A ruling by India's top court that grants unmarried women equal abortion rights could end up being largely symbolic without concerted efforts to tackle persistent barriers to the procedure, reproductive rights campaigners say.
Stigma and myths stemming from laws against sex-selective abortion of girls deter many women, campaigners and experts said, while a lack of affordable and rural facilities is hitting poorer and marginalised groups.
"The Supreme Court judgment will mean something only if the very last woman, (including) those from marginalised communities, get the service," said Apurva Vivek, a lawyer and the founder of an abortion rights initiative.
The court last month upheld women's right to abortion up to 24 weeks of pregnancy, regardless of marital status.
The ruling was significant at a time when the right to abortion has proved contentious globally.
The United States Supreme Court in June scrapped the landmark 1973 Roe v. Wade decision that had legalised the procedure across the US.
India's 1971 law had limited the procedure to married women, divorcees, widows, minors, "disabled and mentally ill women" and survivors of sexual assault or rape.
"The law could always be liberally interpreted but the challenge has been access on the ground," said Subha Sri, head of Commonhealth, a Chennai-based coalition of health charities.
Abortion services were mostly available in urban areas and at private facilities that were too costly for many, while single adult women were often told that a guardian, partner or parent must approve their abortion request, said Sri.
More than 15 million people get abortions in India each year — and at least 800,000 of the procedures are unsafe — according to a 2021 study co-authored by the Centre for Reproductive Rights and the National Law University, Delhi.
It found women and girls who are poor, illiterate, live in rural areas, or belong to minority religions or oppressed castes are at a significantly higher risk of having unsafe abortions.
Many buy abortion pills although the law says they should only be given out with a prescription.

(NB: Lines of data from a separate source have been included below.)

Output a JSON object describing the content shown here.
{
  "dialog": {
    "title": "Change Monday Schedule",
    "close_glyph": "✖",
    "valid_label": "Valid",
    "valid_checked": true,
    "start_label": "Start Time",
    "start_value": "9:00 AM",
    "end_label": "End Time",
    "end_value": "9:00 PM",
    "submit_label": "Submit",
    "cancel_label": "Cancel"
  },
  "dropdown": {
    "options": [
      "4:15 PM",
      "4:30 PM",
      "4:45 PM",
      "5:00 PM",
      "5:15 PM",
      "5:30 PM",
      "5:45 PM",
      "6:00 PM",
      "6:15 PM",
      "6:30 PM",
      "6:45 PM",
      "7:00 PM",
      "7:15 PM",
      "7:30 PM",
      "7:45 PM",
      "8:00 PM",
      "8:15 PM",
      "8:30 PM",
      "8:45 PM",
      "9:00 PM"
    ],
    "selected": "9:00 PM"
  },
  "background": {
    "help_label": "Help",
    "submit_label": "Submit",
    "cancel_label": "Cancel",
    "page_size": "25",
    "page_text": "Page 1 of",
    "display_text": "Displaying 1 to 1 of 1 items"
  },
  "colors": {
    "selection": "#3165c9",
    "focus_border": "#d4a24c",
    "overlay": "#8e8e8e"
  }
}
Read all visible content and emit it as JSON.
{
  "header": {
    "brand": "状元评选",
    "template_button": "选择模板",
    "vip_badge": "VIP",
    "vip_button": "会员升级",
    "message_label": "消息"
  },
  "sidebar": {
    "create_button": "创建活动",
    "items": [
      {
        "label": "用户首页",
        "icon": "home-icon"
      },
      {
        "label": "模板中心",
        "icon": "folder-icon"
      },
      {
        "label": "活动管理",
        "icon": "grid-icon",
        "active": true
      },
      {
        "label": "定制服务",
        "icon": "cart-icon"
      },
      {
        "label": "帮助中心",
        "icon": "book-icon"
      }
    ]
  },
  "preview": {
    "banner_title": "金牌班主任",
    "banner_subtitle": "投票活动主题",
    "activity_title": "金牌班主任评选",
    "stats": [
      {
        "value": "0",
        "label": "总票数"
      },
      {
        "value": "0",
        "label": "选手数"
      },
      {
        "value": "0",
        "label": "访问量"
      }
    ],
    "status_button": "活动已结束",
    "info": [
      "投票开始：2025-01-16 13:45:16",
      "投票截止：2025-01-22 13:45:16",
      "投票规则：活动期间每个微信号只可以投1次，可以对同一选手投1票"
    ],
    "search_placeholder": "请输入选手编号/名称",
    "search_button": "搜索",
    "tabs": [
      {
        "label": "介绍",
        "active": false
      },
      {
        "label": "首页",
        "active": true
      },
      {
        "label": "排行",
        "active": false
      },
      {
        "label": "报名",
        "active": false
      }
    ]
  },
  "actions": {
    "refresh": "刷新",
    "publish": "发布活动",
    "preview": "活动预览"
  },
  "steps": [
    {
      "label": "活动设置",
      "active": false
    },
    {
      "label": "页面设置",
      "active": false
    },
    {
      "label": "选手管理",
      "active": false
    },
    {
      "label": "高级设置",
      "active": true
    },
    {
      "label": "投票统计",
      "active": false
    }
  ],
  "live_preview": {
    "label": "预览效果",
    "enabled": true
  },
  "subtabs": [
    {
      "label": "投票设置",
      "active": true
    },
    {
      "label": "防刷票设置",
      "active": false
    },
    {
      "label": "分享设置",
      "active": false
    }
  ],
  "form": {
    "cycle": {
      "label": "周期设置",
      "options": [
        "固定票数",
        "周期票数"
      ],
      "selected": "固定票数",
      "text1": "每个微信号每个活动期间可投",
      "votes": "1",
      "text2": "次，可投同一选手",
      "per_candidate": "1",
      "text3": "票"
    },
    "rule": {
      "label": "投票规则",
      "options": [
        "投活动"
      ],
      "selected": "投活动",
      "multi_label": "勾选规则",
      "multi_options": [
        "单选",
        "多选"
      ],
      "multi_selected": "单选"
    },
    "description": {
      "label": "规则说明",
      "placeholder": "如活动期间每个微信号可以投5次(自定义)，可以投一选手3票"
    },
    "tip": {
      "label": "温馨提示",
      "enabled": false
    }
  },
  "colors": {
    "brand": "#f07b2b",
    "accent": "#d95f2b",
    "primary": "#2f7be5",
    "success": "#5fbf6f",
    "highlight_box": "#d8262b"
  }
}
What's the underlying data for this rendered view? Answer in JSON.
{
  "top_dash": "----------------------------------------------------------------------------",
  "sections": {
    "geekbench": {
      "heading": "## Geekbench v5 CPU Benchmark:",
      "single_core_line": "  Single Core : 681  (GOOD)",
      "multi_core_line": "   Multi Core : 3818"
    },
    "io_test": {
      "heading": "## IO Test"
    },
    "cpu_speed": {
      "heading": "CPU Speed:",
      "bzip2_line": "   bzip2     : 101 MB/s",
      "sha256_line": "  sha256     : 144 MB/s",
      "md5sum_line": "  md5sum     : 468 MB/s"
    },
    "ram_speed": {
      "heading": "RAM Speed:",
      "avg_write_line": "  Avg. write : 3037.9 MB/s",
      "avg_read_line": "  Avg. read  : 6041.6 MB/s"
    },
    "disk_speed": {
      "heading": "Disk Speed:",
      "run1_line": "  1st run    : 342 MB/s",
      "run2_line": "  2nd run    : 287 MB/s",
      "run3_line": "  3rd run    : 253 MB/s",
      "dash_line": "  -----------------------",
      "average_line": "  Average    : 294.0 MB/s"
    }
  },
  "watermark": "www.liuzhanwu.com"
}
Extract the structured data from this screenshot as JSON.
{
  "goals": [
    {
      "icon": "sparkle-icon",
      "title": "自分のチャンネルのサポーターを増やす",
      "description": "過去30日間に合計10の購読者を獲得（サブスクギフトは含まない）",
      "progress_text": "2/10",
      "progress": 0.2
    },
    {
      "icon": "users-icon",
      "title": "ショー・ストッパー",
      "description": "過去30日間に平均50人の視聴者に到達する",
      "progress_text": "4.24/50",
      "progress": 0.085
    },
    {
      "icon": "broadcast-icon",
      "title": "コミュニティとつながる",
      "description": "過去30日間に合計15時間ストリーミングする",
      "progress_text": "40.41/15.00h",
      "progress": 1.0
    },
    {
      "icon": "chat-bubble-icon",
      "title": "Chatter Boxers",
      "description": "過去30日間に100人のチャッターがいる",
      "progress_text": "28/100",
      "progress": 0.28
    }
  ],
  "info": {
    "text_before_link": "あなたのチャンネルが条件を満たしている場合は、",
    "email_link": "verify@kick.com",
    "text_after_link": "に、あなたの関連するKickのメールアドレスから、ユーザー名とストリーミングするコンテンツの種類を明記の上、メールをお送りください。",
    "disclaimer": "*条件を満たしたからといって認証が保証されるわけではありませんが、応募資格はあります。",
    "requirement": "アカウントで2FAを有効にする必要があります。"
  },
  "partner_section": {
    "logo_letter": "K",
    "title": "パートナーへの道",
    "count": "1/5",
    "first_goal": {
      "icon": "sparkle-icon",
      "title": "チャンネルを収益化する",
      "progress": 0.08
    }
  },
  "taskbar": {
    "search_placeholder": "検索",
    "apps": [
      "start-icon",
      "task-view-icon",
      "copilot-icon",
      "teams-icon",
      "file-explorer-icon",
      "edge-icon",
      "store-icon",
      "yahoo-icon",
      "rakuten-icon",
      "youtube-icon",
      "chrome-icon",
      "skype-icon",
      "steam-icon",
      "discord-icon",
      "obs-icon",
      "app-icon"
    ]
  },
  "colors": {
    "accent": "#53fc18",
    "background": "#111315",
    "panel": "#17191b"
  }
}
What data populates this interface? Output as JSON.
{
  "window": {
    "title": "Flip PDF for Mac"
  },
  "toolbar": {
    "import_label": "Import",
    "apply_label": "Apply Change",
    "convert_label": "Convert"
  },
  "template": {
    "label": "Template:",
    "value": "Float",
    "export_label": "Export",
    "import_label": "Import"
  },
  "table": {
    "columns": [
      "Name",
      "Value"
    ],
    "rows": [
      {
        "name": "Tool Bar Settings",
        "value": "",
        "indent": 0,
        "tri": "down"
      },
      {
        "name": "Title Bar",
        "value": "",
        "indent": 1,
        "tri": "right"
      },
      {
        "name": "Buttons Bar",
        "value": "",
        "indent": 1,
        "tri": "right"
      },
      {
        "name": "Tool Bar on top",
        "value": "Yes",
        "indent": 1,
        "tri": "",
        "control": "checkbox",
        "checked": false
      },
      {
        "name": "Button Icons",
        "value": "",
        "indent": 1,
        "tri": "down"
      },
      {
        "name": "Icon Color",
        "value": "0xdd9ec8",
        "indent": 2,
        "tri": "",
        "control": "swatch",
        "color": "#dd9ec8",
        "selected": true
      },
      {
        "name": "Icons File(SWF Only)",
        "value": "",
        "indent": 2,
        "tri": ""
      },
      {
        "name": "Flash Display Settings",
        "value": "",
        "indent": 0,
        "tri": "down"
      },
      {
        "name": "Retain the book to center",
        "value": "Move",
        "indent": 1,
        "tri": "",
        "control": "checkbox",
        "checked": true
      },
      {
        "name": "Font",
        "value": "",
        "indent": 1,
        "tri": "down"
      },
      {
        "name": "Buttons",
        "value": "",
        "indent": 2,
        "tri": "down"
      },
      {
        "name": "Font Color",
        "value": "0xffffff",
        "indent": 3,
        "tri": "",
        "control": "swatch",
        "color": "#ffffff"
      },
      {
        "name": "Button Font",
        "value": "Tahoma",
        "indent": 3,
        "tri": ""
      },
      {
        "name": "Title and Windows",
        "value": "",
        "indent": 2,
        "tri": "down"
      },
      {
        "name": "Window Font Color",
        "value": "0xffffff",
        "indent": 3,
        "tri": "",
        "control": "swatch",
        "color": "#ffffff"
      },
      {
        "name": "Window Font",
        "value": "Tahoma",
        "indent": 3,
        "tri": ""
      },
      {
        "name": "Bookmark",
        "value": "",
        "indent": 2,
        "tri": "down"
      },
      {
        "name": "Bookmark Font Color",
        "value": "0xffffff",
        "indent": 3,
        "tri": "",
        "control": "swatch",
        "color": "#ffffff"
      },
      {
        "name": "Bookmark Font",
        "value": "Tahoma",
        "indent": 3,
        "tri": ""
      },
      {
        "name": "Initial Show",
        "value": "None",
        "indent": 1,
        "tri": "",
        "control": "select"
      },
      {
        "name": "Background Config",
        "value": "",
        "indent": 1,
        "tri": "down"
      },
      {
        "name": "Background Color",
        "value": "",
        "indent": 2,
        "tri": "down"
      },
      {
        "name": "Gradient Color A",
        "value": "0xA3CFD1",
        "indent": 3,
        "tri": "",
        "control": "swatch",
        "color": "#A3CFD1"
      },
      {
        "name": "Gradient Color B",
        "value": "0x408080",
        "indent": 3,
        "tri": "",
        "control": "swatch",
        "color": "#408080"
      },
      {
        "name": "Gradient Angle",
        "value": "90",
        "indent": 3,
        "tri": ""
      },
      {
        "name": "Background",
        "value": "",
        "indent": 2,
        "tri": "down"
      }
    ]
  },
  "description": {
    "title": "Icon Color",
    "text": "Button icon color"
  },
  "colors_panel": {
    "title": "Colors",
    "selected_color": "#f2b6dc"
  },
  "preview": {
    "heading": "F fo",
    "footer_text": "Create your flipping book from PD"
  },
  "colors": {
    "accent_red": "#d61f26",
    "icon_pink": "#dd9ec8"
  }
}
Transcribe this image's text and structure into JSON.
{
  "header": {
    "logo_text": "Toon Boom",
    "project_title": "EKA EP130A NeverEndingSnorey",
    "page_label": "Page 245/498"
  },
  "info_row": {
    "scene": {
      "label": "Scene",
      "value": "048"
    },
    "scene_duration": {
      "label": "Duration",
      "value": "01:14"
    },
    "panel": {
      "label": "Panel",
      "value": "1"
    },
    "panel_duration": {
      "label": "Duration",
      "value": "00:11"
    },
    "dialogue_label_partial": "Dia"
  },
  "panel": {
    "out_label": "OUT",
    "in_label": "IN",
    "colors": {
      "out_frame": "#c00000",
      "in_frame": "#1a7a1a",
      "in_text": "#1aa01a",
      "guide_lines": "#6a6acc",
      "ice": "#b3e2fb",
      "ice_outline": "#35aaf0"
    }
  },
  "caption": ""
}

The pills could cause complications, especially if not taken according to medical instructions, including heavy bleeding for days and an incomplete abortion, doctors said.
Other women turn to unqualified abortionists who use outdated metallic instruments which can damage the uterus.
There are 11,000 public health facilities offering abortions up to 12 weeks of pregnancy in India, and 4,000 provide it up to 24 weeks, according to government data, serving more than 350 million women of childbearing age.
At the Gynaecology Department at the Government Medical College in Aurangabad in western India, staff said some women had travelled up to 200km from rural areas to access abortion services.
"We get cases of women who have gone for unsafe abortions. We just had a case of a woman who had her uterus perforated and could not be saved by the time she reached our hospital," said Shrinivas Gadappa, the department head.
Lawyer Vivek said, vulnerable women in state institutions must get permission from legal guardians, such as one victim of sexual assault she supported whose legal case lasted so long that she passed the 24-week limit for abortions.
The woman died shortly after giving birth.
Less than a quarter of young women in rural areas in two Indian states were aware abortion could be legally accessed, according to research carried out by sexual health non-profit the Ipas Development Foundation (IDF) in 2019.
Social stigma prevented unmarried women from seeking information about terminating pregnancies, said Anisha Aggarwal, a senior director with IDF.
Doctors are required to inform the police when they carry out abortions for those aged under 18 and sexual assault survivors.
For those with money and in urban areas, abortions can be readily accessible.
It costs about 5,000 rupees, affordable for those in office jobs, but an entire month's income for a domestic help.
The "large majority" of women who lacked the cash and connections to pay for such services could face a very different reality, said Sangeeta Rege, director at the Centre for Enquiry into Health and Allied Themes, a health charity.
"Many end up going to a public or private provider who is not in the same league.
Women struggle every single day in public hospitals."
The writer is from the Reuters news agency
The views expressed in this article are the author's own and do not necessarily reflect those of the New Straits Times